Entries from a dataset of interfaces
++++++++
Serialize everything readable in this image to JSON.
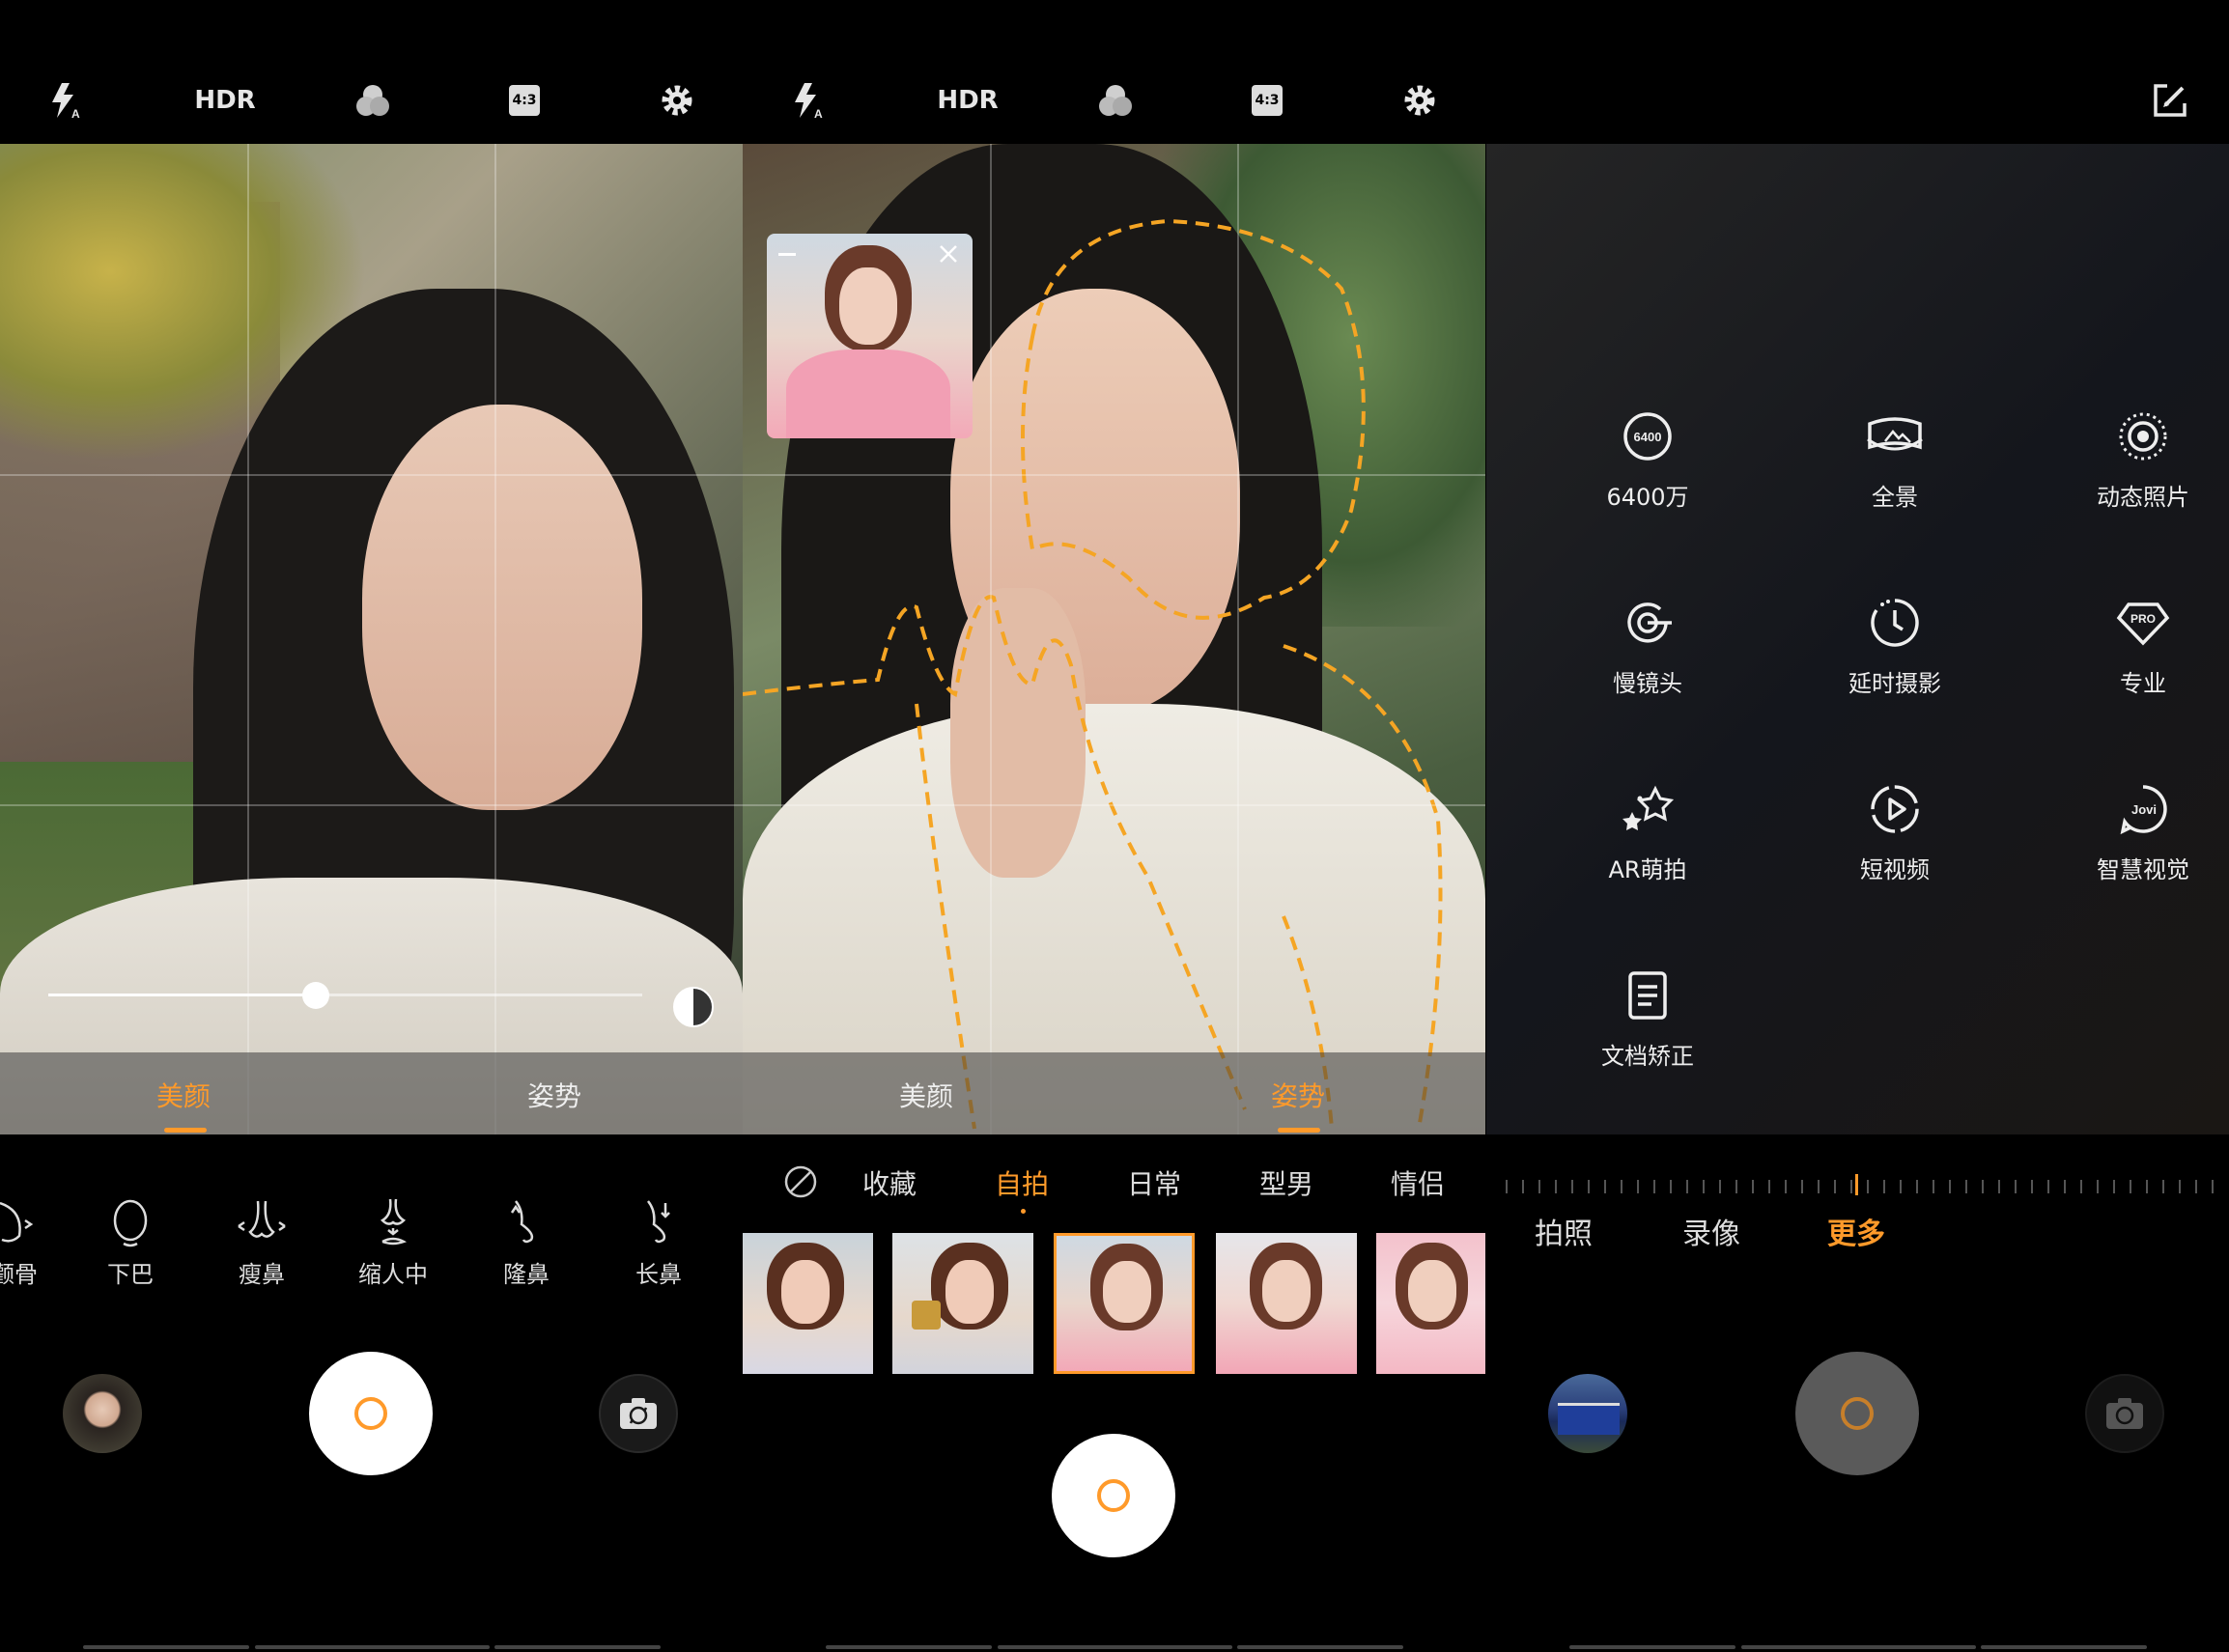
{
  "topbar": {
    "flash_icon": "flash-auto-icon",
    "hdr_label": "HDR",
    "filter_icon": "filter-icon",
    "ratio_label": "4:3",
    "settings_icon": "gear-icon"
  },
  "panel1": {
    "tabs": [
      {
        "label": "美颜"
      },
      {
        "label": "姿势"
      }
    ],
    "active_tab": "美颜",
    "slider_level": 0.45,
    "beauty_items": [
      {
        "label": "颧骨"
      },
      {
        "label": "下巴"
      },
      {
        "label": "瘦鼻"
      },
      {
        "label": "缩人中"
      },
      {
        "label": "隆鼻"
      },
      {
        "label": "长鼻"
      }
    ]
  },
  "panel2": {
    "tabs": [
      {
        "label": "美颜"
      },
      {
        "label": "姿势"
      }
    ],
    "active_tab": "姿势",
    "categories": [
      {
        "label": "收藏"
      },
      {
        "label": "自拍"
      },
      {
        "label": "日常"
      },
      {
        "label": "型男"
      },
      {
        "label": "情侣"
      }
    ],
    "active_category": "自拍",
    "selected_thumb_index": 2
  },
  "panel3": {
    "modes": [
      {
        "label": "6400万",
        "icon": "6400-icon",
        "badge": "6400"
      },
      {
        "label": "全景",
        "icon": "panorama-icon"
      },
      {
        "label": "动态照片",
        "icon": "live-photo-icon"
      },
      {
        "label": "慢镜头",
        "icon": "slow-motion-icon"
      },
      {
        "label": "延时摄影",
        "icon": "timelapse-icon"
      },
      {
        "label": "专业",
        "icon": "pro-icon",
        "badge": "PRO"
      },
      {
        "label": "AR萌拍",
        "icon": "ar-stars-icon"
      },
      {
        "label": "短视频",
        "icon": "short-video-icon"
      },
      {
        "label": "智慧视觉",
        "icon": "jovi-icon",
        "badge": "Jovi"
      },
      {
        "label": "文档矫正",
        "icon": "document-icon"
      }
    ],
    "bottom_modes": [
      {
        "label": "拍照"
      },
      {
        "label": "录像"
      },
      {
        "label": "更多"
      }
    ],
    "active_bottom_mode": "更多"
  },
  "colors": {
    "accent": "#ff9a2a",
    "background": "#000000"
  }
}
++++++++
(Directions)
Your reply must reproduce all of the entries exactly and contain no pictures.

(Written solution)
Serialize everything readable in this image to JSON.
{
  "topbar": {
    "flash_icon": "flash-auto-icon",
    "hdr_label": "HDR",
    "filter_icon": "filter-icon",
    "ratio_label": "4:3",
    "settings_icon": "gear-icon"
  },
  "panel1": {
    "tabs": [
      {
        "label": "美颜"
      },
      {
        "label": "姿势"
      }
    ],
    "active_tab": "美颜",
    "slider_level": 0.45,
    "beauty_items": [
      {
        "label": "颧骨"
      },
      {
        "label": "下巴"
      },
      {
        "label": "瘦鼻"
      },
      {
        "label": "缩人中"
      },
      {
        "label": "隆鼻"
      },
      {
        "label": "长鼻"
      }
    ]
  },
  "panel2": {
    "tabs": [
      {
        "label": "美颜"
      },
      {
        "label": "姿势"
      }
    ],
    "active_tab": "姿势",
    "categories": [
      {
        "label": "收藏"
      },
      {
        "label": "自拍"
      },
      {
        "label": "日常"
      },
      {
        "label": "型男"
      },
      {
        "label": "情侣"
      }
    ],
    "active_category": "自拍",
    "selected_thumb_index": 2
  },
  "panel3": {
    "modes": [
      {
        "label": "6400万",
        "icon": "6400-icon",
        "badge": "6400"
      },
      {
        "label": "全景",
        "icon": "panorama-icon"
      },
      {
        "label": "动态照片",
        "icon": "live-photo-icon"
      },
      {
        "label": "慢镜头",
        "icon": "slow-motion-icon"
      },
      {
        "label": "延时摄影",
        "icon": "timelapse-icon"
      },
      {
        "label": "专业",
        "icon": "pro-icon",
        "badge": "PRO"
      },
      {
        "label": "AR萌拍",
        "icon": "ar-stars-icon"
      },
      {
        "label": "短视频",
        "icon": "short-video-icon"
      },
      {
        "label": "智慧视觉",
        "icon": "jovi-icon",
        "badge": "Jovi"
      },
      {
        "label": "文档矫正",
        "icon": "document-icon"
      }
    ],
    "bottom_modes": [
      {
        "label": "拍照"
      },
      {
        "label": "录像"
      },
      {
        "label": "更多"
      }
    ],
    "active_bottom_mode": "更多"
  },
  "colors": {
    "accent": "#ff9a2a",
    "background": "#000000"
  }
}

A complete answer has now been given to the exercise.